**Dataset records:**
⁂

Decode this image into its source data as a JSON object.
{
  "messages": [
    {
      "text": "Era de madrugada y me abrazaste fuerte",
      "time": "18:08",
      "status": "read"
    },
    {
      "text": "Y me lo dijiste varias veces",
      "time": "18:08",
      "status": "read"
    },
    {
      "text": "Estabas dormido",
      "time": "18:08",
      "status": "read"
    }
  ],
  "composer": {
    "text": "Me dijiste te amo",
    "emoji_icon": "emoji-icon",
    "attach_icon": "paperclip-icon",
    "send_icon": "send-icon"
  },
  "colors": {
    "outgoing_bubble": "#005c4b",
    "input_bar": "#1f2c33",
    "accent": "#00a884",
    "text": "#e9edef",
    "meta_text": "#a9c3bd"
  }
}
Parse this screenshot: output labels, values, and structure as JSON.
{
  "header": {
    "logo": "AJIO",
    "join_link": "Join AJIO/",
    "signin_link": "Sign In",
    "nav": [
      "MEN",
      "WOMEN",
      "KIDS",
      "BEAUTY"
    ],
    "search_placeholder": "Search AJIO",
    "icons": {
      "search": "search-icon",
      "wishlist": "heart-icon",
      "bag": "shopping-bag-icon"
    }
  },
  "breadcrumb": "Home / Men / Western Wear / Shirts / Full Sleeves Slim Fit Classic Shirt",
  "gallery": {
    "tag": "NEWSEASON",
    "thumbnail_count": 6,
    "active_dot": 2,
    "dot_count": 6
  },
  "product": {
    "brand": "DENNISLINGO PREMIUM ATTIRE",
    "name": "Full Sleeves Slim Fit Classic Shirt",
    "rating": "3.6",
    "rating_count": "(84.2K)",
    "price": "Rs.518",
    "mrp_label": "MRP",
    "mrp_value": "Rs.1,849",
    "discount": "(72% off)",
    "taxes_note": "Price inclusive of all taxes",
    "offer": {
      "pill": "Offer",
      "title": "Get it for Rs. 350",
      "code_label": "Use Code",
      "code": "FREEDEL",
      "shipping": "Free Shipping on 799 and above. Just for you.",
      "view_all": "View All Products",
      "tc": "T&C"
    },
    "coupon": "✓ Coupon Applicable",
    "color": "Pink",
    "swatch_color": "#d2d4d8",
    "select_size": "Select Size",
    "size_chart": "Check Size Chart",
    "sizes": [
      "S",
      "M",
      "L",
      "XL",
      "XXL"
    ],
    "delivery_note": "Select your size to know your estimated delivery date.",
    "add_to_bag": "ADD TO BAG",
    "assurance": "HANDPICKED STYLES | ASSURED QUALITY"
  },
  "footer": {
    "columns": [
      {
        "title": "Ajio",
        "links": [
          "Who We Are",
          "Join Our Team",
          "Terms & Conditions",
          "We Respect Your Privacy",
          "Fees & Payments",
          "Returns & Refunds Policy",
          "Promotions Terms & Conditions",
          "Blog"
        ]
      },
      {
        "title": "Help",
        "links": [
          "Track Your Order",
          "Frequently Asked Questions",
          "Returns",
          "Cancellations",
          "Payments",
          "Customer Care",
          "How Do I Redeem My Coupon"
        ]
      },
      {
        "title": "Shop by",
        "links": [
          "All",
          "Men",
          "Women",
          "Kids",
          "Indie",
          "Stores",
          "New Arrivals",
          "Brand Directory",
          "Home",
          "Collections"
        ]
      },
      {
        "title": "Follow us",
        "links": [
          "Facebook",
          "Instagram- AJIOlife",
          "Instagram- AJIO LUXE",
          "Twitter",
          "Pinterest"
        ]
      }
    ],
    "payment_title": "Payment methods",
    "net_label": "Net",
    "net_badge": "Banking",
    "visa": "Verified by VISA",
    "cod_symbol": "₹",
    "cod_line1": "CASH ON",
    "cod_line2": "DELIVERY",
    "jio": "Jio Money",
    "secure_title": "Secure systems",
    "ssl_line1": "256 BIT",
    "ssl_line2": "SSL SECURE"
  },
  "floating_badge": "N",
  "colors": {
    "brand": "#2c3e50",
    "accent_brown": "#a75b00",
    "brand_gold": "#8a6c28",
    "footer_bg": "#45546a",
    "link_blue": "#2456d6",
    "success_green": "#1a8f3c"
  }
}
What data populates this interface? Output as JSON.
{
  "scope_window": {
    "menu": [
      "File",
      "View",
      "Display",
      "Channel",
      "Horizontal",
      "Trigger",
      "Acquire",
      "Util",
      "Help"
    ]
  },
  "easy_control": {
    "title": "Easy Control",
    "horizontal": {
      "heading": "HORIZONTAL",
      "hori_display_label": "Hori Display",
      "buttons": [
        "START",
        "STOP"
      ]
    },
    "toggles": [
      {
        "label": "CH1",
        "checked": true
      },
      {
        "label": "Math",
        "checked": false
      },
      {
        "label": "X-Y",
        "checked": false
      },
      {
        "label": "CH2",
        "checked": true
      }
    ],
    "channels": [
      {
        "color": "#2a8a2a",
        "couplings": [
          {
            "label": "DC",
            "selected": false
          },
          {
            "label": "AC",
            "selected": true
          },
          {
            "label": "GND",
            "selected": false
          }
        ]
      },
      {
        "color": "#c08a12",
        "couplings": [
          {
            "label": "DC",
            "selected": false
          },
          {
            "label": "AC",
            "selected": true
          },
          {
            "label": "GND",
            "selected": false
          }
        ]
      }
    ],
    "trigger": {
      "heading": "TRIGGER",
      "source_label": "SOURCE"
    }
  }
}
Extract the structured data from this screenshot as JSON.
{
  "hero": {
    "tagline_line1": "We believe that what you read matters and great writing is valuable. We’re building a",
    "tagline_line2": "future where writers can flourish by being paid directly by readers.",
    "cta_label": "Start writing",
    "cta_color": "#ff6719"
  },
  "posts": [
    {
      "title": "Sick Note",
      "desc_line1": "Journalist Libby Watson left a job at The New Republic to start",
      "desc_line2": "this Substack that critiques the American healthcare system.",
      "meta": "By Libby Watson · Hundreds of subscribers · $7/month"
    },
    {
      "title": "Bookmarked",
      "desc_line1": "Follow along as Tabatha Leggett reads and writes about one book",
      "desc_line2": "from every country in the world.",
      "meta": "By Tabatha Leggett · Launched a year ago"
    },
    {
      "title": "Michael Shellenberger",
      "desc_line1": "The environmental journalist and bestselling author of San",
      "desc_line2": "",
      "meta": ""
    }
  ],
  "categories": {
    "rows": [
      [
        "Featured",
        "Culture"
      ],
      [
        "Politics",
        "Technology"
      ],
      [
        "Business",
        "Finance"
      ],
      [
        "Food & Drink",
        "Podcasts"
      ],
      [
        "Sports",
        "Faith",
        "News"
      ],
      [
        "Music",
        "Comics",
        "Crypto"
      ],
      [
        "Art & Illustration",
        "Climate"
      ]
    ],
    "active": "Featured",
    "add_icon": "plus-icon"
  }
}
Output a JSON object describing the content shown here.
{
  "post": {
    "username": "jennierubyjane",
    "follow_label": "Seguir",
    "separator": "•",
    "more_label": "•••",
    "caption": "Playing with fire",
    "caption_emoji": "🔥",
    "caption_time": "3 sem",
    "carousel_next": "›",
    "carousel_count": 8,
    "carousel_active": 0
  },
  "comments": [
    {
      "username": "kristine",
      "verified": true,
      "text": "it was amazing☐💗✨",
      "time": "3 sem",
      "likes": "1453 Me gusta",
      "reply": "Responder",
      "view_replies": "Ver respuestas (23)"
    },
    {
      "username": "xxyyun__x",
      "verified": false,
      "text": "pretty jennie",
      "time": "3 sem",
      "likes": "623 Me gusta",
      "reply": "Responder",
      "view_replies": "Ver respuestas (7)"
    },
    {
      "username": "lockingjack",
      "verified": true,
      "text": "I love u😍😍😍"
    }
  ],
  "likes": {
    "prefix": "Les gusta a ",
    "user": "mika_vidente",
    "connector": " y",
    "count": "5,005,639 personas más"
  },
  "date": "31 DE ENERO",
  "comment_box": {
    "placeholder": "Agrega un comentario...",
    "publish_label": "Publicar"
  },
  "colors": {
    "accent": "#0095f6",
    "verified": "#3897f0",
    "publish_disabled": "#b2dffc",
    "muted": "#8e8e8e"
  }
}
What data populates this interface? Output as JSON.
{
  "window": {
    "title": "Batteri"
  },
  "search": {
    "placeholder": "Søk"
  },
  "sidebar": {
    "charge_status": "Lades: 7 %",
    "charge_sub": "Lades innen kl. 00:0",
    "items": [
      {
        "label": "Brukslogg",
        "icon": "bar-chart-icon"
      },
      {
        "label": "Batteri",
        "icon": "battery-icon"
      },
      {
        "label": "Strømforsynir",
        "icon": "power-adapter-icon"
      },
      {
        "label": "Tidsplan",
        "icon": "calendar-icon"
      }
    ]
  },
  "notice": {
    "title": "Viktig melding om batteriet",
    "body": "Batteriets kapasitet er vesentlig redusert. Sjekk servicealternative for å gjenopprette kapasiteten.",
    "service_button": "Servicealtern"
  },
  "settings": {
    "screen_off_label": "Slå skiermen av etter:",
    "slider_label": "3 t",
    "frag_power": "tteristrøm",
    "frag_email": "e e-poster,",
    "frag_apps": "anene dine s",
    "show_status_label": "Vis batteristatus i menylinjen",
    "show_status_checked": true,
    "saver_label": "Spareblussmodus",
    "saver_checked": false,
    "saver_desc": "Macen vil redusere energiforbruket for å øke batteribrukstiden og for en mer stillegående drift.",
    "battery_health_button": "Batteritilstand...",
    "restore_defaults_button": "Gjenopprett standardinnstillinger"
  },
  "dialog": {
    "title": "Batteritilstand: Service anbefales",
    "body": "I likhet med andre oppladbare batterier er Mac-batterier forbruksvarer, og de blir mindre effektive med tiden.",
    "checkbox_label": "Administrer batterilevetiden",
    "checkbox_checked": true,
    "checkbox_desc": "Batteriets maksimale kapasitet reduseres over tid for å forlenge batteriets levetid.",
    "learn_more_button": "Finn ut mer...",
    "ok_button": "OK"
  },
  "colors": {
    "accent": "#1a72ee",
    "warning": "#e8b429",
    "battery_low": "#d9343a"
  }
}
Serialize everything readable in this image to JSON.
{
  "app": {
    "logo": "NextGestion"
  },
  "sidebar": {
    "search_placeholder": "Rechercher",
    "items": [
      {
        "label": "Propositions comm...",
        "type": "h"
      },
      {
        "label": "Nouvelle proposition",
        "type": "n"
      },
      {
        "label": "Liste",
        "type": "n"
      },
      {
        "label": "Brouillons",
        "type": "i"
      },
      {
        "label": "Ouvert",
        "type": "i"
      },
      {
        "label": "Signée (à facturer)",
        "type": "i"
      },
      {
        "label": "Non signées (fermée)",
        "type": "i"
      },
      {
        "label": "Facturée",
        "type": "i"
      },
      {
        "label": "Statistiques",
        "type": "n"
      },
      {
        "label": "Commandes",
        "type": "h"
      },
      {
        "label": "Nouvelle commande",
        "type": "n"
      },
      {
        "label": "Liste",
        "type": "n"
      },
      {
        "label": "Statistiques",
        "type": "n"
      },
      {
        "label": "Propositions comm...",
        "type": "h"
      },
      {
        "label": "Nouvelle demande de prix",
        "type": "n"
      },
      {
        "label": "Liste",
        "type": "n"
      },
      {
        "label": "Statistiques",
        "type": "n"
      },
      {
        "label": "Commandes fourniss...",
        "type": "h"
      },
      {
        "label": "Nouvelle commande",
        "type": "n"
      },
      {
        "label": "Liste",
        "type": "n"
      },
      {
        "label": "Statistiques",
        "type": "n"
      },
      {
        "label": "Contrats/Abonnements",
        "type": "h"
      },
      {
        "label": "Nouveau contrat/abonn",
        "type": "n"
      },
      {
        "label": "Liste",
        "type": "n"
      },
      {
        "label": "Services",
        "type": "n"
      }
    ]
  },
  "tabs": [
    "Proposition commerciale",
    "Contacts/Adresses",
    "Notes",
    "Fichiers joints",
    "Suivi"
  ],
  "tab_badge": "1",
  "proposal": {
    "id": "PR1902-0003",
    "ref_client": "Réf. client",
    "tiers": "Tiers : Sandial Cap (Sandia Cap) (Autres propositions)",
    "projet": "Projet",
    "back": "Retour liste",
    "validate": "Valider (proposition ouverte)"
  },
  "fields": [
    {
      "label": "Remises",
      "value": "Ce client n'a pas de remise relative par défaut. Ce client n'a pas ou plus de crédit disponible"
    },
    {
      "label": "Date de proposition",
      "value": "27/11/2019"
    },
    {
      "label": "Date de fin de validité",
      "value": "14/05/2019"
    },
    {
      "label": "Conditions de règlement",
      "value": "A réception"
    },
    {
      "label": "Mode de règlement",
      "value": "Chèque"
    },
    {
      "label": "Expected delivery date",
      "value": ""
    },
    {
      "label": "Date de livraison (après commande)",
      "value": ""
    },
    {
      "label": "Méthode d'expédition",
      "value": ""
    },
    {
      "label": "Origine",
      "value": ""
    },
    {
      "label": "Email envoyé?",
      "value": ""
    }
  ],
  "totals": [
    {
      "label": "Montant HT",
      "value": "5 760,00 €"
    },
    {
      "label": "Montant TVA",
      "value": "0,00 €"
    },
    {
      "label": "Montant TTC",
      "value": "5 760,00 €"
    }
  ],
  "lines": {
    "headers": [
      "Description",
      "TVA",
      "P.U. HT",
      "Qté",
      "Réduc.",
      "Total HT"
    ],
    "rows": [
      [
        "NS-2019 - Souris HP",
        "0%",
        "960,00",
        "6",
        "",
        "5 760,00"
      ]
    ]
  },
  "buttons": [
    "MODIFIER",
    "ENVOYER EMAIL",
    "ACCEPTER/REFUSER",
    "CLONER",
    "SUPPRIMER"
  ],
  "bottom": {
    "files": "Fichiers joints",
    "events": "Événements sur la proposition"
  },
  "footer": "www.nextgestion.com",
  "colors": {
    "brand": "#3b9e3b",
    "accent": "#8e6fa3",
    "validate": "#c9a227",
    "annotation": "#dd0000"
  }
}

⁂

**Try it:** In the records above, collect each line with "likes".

**Your response:**
      "likes": "1453 Me gusta",
      "likes": "623 Me gusta",
  "likes": {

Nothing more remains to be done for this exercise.